The film starts with the words “New York City, The 90’s,” presenting on the screen, where young Jacob (Luke Prael) afflicted by night terrors and other disturbances, tries to survive his youth. At the funeral, for his grandmother, a strange old woman tells Jacob about a dreadful experience where she was repeatedly raped by a Nazi soldier during WWII while in hiding, until she found salvation. How it happens, sorry that’s too much of a spoiler. Later he’s bullied at school, and the humiliation continues at a dinner party, where the host’s daughter Christine (Sterling Jens (World War Z [2013])), called Jacob “pretty”. He later sorts through his deceased grandma’s personal items while his parents are not around, he dresses in her clothes and dances around the room, suddenly caught by his father. Jacob is a child with many personal problems, though to consider them oddities, a stretch, he’s questioning his sexual orientation, and his beliefs. He’s sent to a boarding school because his mother Isabel (Samantha Mathis (American Psycho [2000])) is tired of him having screaming night terrors and wearing dresses. This though goes deeper, sadly not exploring that the parents seem as elitist, wanting a trophy, a designer custom child, without any problems and issues. The other students at this strange school, Phil (Nadia Alexander, whose face completely burned (never mentioned how), Elwood Frederic (Christopher Dylan White) a boy with a severe case Tourette Syndrome (TS) at least two motor tics and not only dialogue, which is how the movie portrays him (so easy to research and incorporate it properly). Then twin brothers Lenny and Calvin (Kobi and Kadin George) with no oddities, except that they are minorities and very quiet and then Christine who calls the lot “freaks” smart sarcastic girl, who enjoys physical (corporal) discipline. The Shermans suggests sinister aspects about Jacob’s faith such as not serving him bacon,  but then, mixing in a weird series of glances and granting the his requests. Dr. Sherman (Will Patton, who stars in the upcoming Halloween [2018] film), who runs the so-called school with his wife (Tammy Blanchard (Deadline [2009])), to take care of kids whose parents want them out of the way, clearly into administering lasting punishment. He presents a syllabus that consists mostly of the Bible, and in a two-week semester (ugh), they’ll have reached clarity. One key element in the school, the students are told everything is their fault, despised by others, their parents, even God, they become the abominations of their own making. By the 70-minute mark of the film, the drama falls to wayside and the suspense ratchets up, horror replaces the course material with blood and bodies. Needless to say, Jacob wears the dresses well and shows his prowess in a school of madness, while delivering some frank discussions – well you need to see the movie.
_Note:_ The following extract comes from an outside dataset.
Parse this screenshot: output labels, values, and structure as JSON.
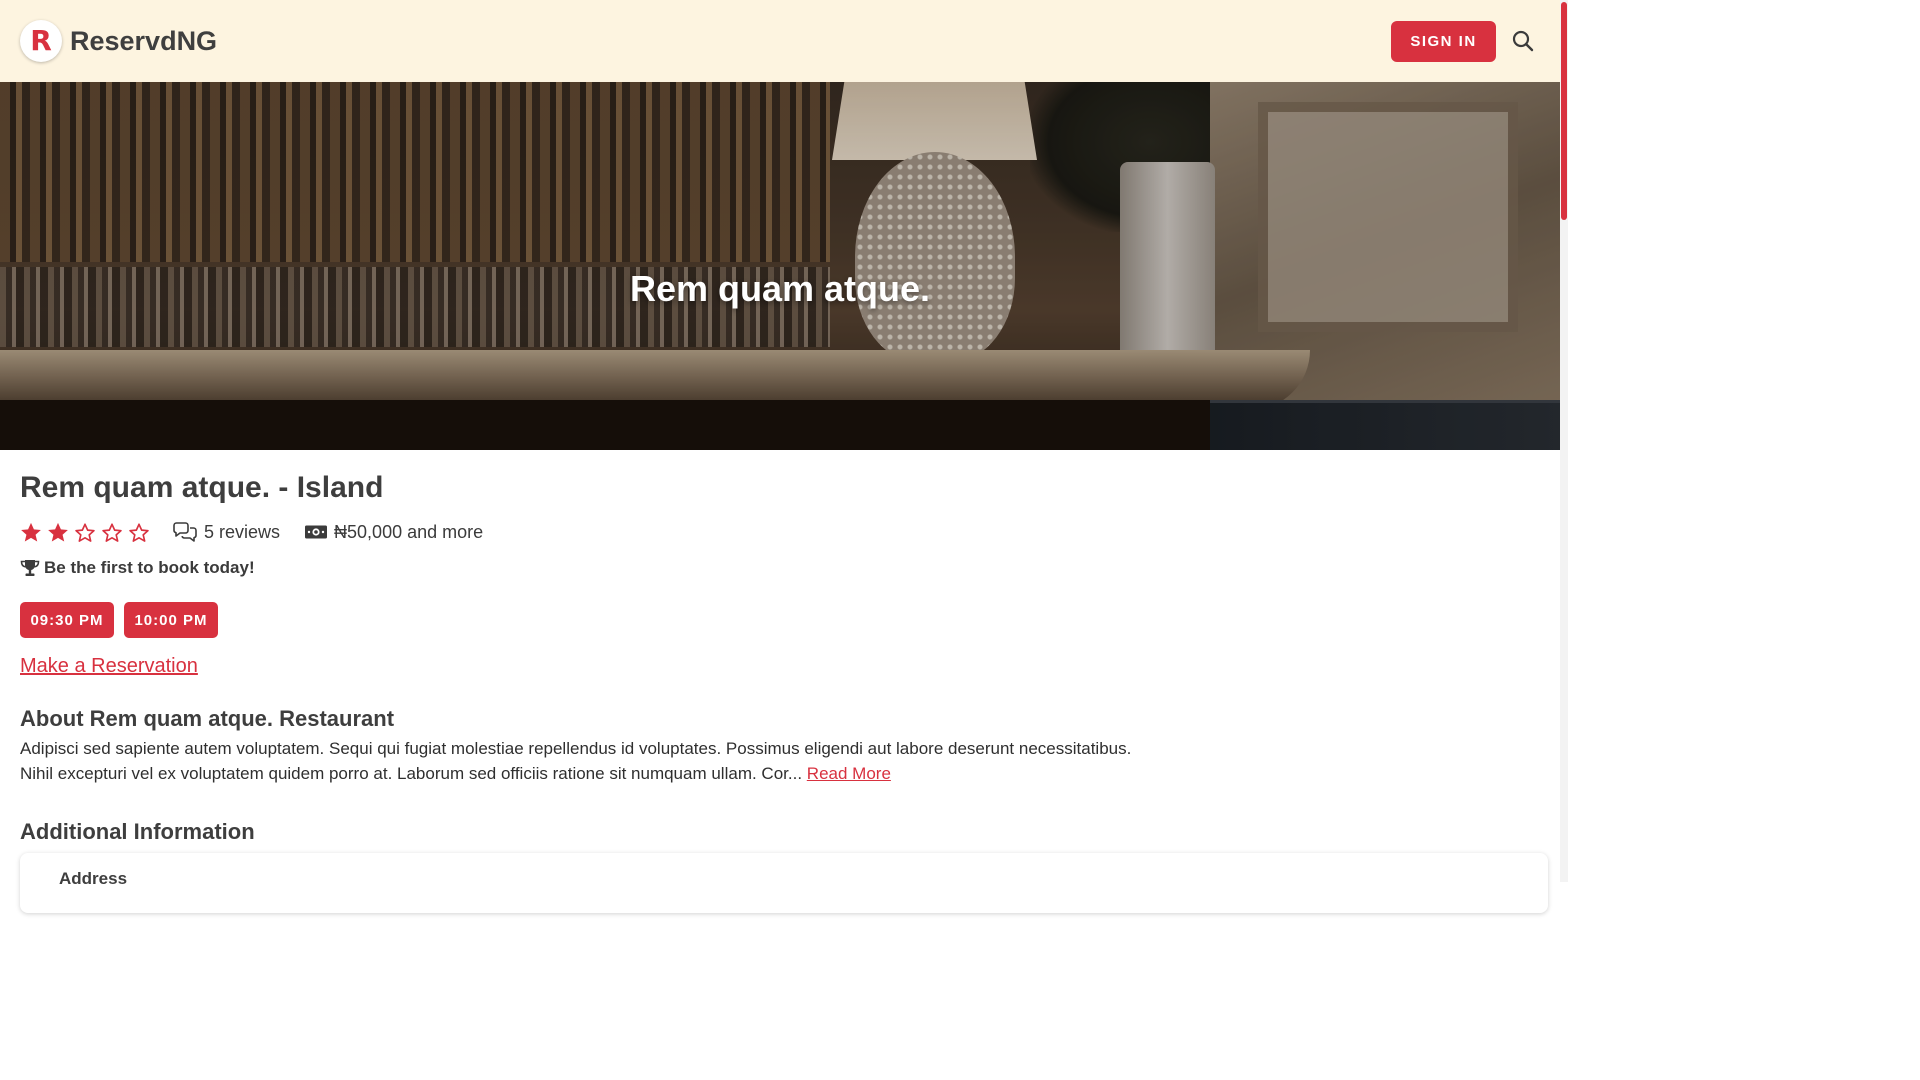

Clearly, the movie walks the path of a thriller early on, before engaging in physical horror, what the movie lacks, a clear understanding of how the parents know of Dr. Sherman. In addition, while the actors all hit their marks, Patton seems at times to be reliving his character General Bethlehem from the post-apocalyptic movie The Postman (1997). The ‘oddities’ of the students never truly works, perhaps if more about abuse, cutting or bulimia, self-inflicting acts, but trying to pass off the mental illnesses as a crude or even terrible indictment, seems quite passé. The clarity never transcends to the audience fully, plenty of questions surround the parents, then the children, and trying to use the Jacob’s sexuality as a form deviant behavior never works and insults the intelligence of the viewers. In addition, the sets try for Dario’s fame vibrant color scheme, using giallo techniques to enhance the audience’s appeal of the film, once more resulting in a mere satisfactory grading. Plenty of missed opportunities in the movie will leave the audience chatting about all the what-ifs, especially regarding Jacob and Christine budding relationship and the parents’ virtues and morals.

Boarding School becomes a very odd movie, the final portion of the movie saves it with a bloodbath and horrors galore, but keeps pushing a tad too far, resulting in a sigh and delivering a poor grading. One can hope when Yakin gets the chance to revisit the horror genre and repeats the subject with the same gusto he brought to his dramas.


IMDb Rating: 5.5/10

Baron’s Rating: 5.0/10